Hollywood, Bollywood, footballers and cricketers, Dubai has certainly built its lodging offering with the super-rich and world-famous in mind. But as the Dubai Department of Tourism and Commerce Marketing (DTCM) prepares the imminent launch of its new hotel classification system, it’s not the luxury sector that is being paid the majority of attention, it’s the opposite end of the spectrum.

Burj Al Arab Hotel
Burj Al Arab Hotel

Although DTCM says its new classification system will include budget categories, it is also quick to emphasise that Dubai remains very much a luxury destination.

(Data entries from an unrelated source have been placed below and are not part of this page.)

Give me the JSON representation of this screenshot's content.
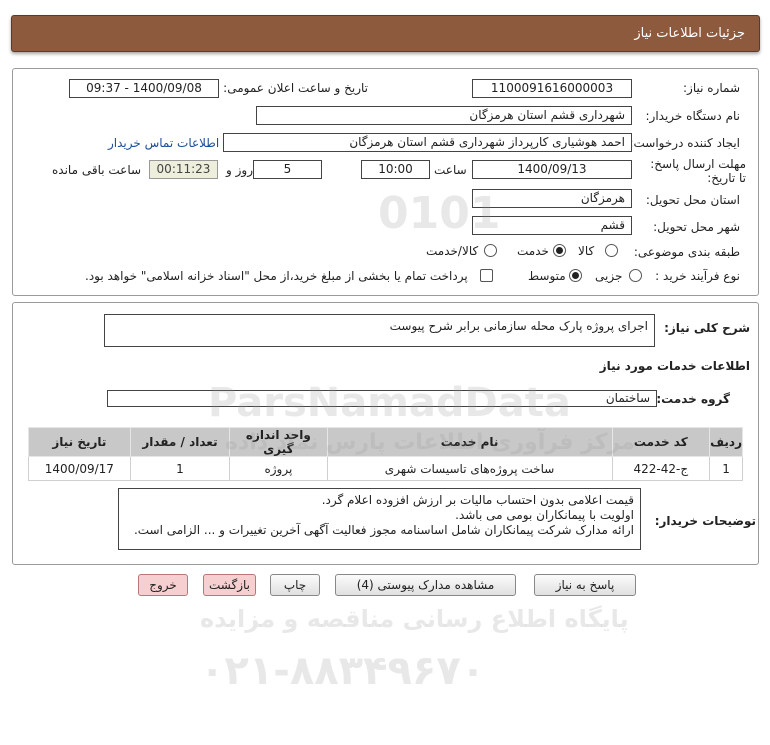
{
  "header": {
    "title": "جزئیات اطلاعات نیاز"
  },
  "form": {
    "need_number": {
      "label": "شماره نیاز:",
      "value": "1100091616000003"
    },
    "announce_datetime": {
      "label": "تاریخ و ساعت اعلان عمومی:",
      "value": "1400/09/08 - 09:37"
    },
    "buyer_org": {
      "label": "نام دستگاه خریدار:",
      "value": "شهرداری قشم استان هرمزگان"
    },
    "requester": {
      "label": "ایجاد کننده درخواست:",
      "value": "احمد هوشیاری کارپرداز شهرداری قشم استان هرمزگان",
      "contact_link": "اطلاعات تماس خریدار"
    },
    "deadline": {
      "label": "مهلت ارسال پاسخ: تا تاریخ:",
      "date": "1400/09/13",
      "time_label": "ساعت",
      "time": "10:00",
      "days": "5",
      "days_label": "روز و",
      "remaining": "00:11:23",
      "remaining_label": "ساعت باقی مانده"
    },
    "province": {
      "label": "استان محل تحویل:",
      "value": "هرمزگان"
    },
    "city": {
      "label": "شهر محل تحویل:",
      "value": "قشم"
    },
    "category": {
      "label": "طبقه بندی موضوعی:",
      "options": [
        "کالا",
        "خدمت",
        "کالا/خدمت"
      ],
      "selected": "خدمت"
    },
    "purchase_type": {
      "label": "نوع فرآیند خرید :",
      "options": [
        "جزیی",
        "متوسط"
      ],
      "selected": "متوسط",
      "checkbox_text": "پرداخت تمام یا بخشی از مبلغ خرید،از محل \"اسناد خزانه اسلامی\" خواهد بود."
    }
  },
  "summary": {
    "general_desc_label": "شرح کلی نیاز:",
    "general_desc": "اجرای پروژه پارک محله سازمانی برابر شرح پیوست",
    "services_title": "اطلاعات خدمات مورد نیاز",
    "service_group_label": "گروه خدمت:",
    "service_group": "ساختمان",
    "table": {
      "headers": [
        "ردیف",
        "کد خدمت",
        "نام خدمت",
        "واحد اندازه گیری",
        "تعداد / مقدار",
        "تاریخ نیاز"
      ],
      "rows": [
        [
          "1",
          "ج-42-422",
          "ساخت پروژه‌های تاسیسات شهری",
          "پروژه",
          "1",
          "1400/09/17"
        ]
      ]
    },
    "buyer_notes_label": "توضیحات خریدار:",
    "buyer_notes": [
      "قیمت اعلامی بدون احتساب مالیات بر ارزش افزوده اعلام گرد.",
      "اولویت با پیمانکاران بومی می باشد.",
      "ارائه مدارک شرکت پیمانکاران شامل اساسنامه مجوز فعالیت آگهی آخرین تغییرات و ... الزامی است."
    ]
  },
  "buttons": {
    "reply": "پاسخ به نیاز",
    "attachments": "مشاهده مدارک پیوستی (4)",
    "print": "چاپ",
    "back": "بازگشت",
    "exit": "خروج"
  },
  "watermark": {
    "brand": "ParsNamadData",
    "persian_1": "مرکز فرآوری اطلاعات پارس نماد داده",
    "persian_2": "پایگاه اطلاع رسانی مناقصه و مزایده",
    "phone": "۰۲۱-۸۸۳۴۹۶۷۰",
    "digits": "0101"
  }
}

However, others would argue that budget travellers have been an integral part of the emirate’s hospitality sector for a long time.

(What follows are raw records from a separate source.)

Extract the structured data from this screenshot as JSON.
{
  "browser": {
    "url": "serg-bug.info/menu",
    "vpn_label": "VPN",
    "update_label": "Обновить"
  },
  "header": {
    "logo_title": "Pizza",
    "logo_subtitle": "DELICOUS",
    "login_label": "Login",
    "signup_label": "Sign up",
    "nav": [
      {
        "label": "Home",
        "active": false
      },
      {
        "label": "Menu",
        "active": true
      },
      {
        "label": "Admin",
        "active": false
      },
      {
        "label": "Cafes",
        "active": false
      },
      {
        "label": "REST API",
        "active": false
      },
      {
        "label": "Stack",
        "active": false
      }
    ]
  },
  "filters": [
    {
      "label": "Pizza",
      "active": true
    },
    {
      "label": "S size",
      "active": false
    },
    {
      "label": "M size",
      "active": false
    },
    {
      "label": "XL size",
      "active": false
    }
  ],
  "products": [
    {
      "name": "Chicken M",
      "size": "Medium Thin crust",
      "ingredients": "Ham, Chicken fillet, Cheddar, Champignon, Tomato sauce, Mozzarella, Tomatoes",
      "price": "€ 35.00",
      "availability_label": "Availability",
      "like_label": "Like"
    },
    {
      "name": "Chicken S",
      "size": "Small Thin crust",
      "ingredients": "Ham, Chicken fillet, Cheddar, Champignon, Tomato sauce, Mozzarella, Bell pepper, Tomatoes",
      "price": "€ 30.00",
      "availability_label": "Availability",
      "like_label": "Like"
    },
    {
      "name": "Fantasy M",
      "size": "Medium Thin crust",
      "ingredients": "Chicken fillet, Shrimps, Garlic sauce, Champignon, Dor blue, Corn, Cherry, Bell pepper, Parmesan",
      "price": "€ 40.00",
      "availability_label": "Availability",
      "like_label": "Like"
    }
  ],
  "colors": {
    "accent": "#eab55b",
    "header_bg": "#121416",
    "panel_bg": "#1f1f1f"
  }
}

Managing partner at Viability Management Consultants, Guy Wilkinson, said the “vast majority” of Dubai’s hotels already fall into the budget category. “They may not be the most high profile properties, but they are the ones that underpin the hotel sector,” he told “Literally millions of tourists already come to Dubai each year to stay in cheap non-branded properties.”

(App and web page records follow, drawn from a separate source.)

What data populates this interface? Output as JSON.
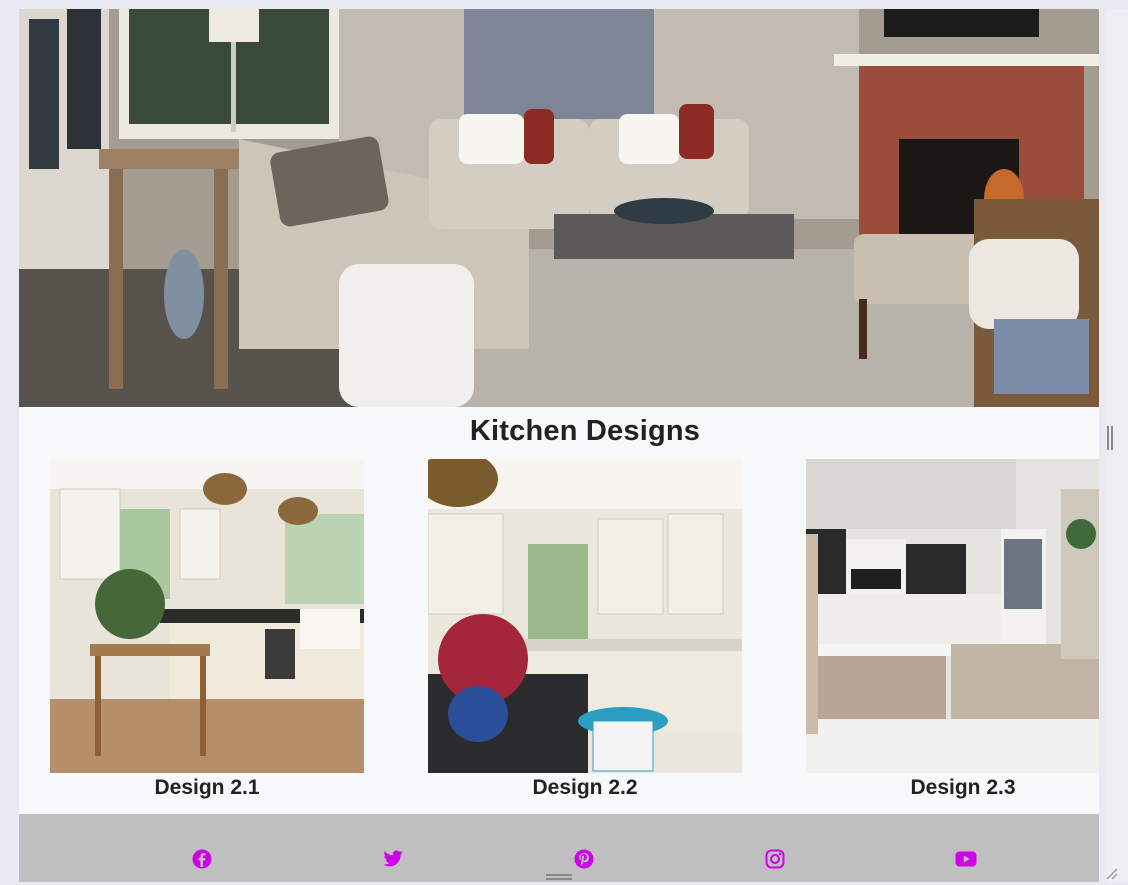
{
  "section": {
    "title": "Kitchen Designs"
  },
  "designs": [
    {
      "caption": "Design 2.1"
    },
    {
      "caption": "Design 2.2"
    },
    {
      "caption": "Design 2.3"
    }
  ],
  "footer": {
    "social": [
      {
        "icon": "facebook-icon"
      },
      {
        "icon": "twitter-icon"
      },
      {
        "icon": "pinterest-icon"
      },
      {
        "icon": "instagram-icon"
      },
      {
        "icon": "youtube-icon"
      }
    ],
    "icon_color": "#d000e8",
    "background": "#bfbfbf"
  },
  "colors": {
    "page": "#f7f8fa",
    "heading": "#222222"
  }
}
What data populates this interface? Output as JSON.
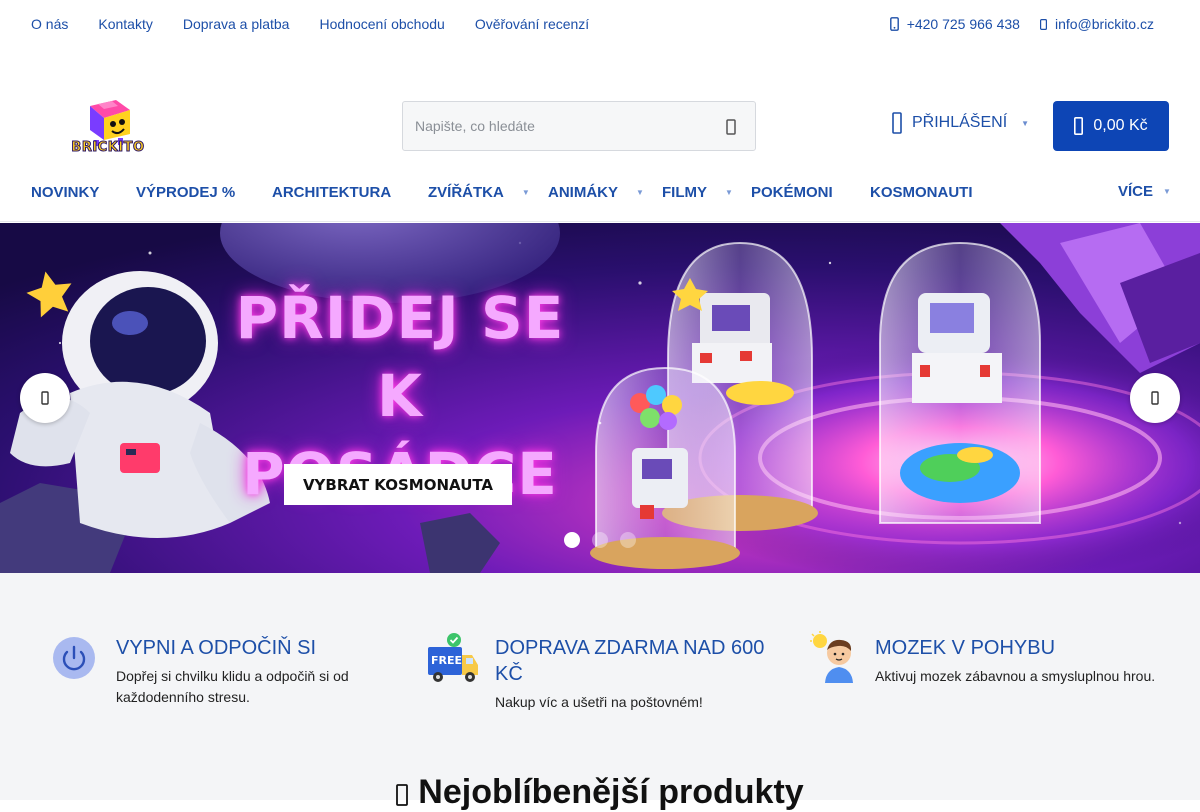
{
  "topbar": {
    "links": [
      "O nás",
      "Kontakty",
      "Doprava a platba",
      "Hodnocení obchodu",
      "Ověřování recenzí"
    ],
    "phone": "+420 725 966 438",
    "email": "info@brickito.cz"
  },
  "header": {
    "logo_text": "BRICKITO",
    "search_placeholder": "Napište, co hledáte",
    "login_label": "PŘIHLÁŠENÍ",
    "cart_total": "0,00 Kč"
  },
  "nav": {
    "items": [
      "NOVINKY",
      "VÝPRODEJ %",
      "ARCHITEKTURA",
      "ZVÍŘÁTKA",
      "ANIMÁKY",
      "FILMY",
      "POKÉMONI",
      "KOSMONAUTI"
    ],
    "more_label": "VÍCE"
  },
  "hero": {
    "title_line1": "PŘIDEJ SE",
    "title_line2": "K POSÁDCE",
    "cta": "VYBRAT KOSMONAUTA",
    "slide_count": 3,
    "active_slide": 1
  },
  "benefits": [
    {
      "title": "VYPNI A ODPOČIŇ SI",
      "text": "Dopřej si chvilku klidu a odpočiň si od každodenního stresu.",
      "icon": "power-icon"
    },
    {
      "title": "DOPRAVA ZDARMA NAD 600 KČ",
      "text": "Nakup víc a ušetři na poštovném!",
      "icon": "free-delivery-truck-icon",
      "badge": "FREE"
    },
    {
      "title": "MOZEK V POHYBU",
      "text": "Aktivuj mozek zábavnou a smysluplnou hrou.",
      "icon": "thinking-kid-icon"
    }
  ],
  "section": {
    "title": "Nejoblíbenější produkty"
  },
  "colors": {
    "primary": "#1d4fa8",
    "cart_bg": "#0d45b5",
    "benefits_bg": "#f4f5f7"
  }
}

Throughout the year the DTCM has been releasing information as to the type of classification that will be put in place, having benchmarked systems in Australia, Spain, South Africa and the US.

The body has spent the last three years seeking stakeholder feedback and has used committees to formulate the new classification. Majid Al Marri, director DTCM – hotel classifications, has long been a proponent of benchmarking – a strategy Wilkinson agreed with.

“I believe the DTCM has always striven to benchmark against top international destinations,” he said. “I know the current classification system was based on extensive research into international best practice. However, it’s good that the categories will be extended to include the more modest types of lodging.”

New categories for budget hotels

Under the new ratings, five-star hotels will have three categories – Platinum, Gold and Silver. The criteria for other hotels categories, ranging from four- to one-star properties, have also been overhauled.

Hotel apartments will now be rated in three categories (Basic, Standard and Deluxe) instead of two. A Youth-Hostel category has also been created, described in the official classification as “a budget-orientated, social guest accommodation”.

Added to this will be a Student Campus category, accommodation that falls under the description of “student dormitories or bedrooms rented (sometimes with meals) to tourists or the general public by a college or university”.

But will this new acceptance and acknowledgment of the budget and alternative lodging sectors tarnish Dubai’s image as a ‘luxury destination’? Wilkinson doesn’t think so. “I can’t imagine that any real changes will result from simply identifying certain types of budget hotel,” he said.

“Dubai needs youth hostels like any other city. Self-catering accommodation has always existed in Dubai and many of the city’s almost 20,000 hotel apartments do so. I think this category will be aimed at formalising procedures when home owners want to rent out their flats or villas to tourists.”

Concerns about Dubai’s luxury reputation

General manager of Dubai Travel and Tour Agents Group (DTTAG) and managing partner of Gulfreps, Leo Fewtrell, concurred with Wilkinson, stating the new classification system “wouldn’t necessarily help nor hinder” the emirate in promoting the region. “Dubai has positioned itself really well over the years and spent big money promoting itself through DTCM, Emirates Airline, Dubai Duty Free etc.,” he said.

However, Fewtrell voiced concerns about the focus on budget accommodation as he believed it “would attract an even more bargain basement type of tourist to Dubai”.

“Goodness knows how standards have slipped over the years already,” he claimed. “However, if the criteria is to catch as many tourists as possible from any and all categories, then it may well be successful in the short term for Dubai. I would hate to see areas such as Hatta and pristine desert areas covered in tented accommodation and porta-loos.”

But Fewtrell added that Dubai had changed as any dynamic destination should. “Is Dubai still considered a luxury destination? Certainly at the top end of five-star plus brands it is, but now with more economy hotels being serviced by more budget airlines it is attracting more budget conscious tourists, many who are here looking for cheap shopping and many who are looking for a more guaranteed year-round suntan,” he said.

Despite the need to acknowledge new lodging sectors within Dubai, some have argued, including Fewtrell, that a single UAE system would be beneficial. Wilkinson believed the emirates’ semi-autonomy under the rules of the federation would likely see a continuation of the current emirate-specific tourism boards for some years yet.

“However, I understand that a federal tourism promotion body has already been created and inevitably it will come to be the dominant force in the sector at some point in the future,” he added.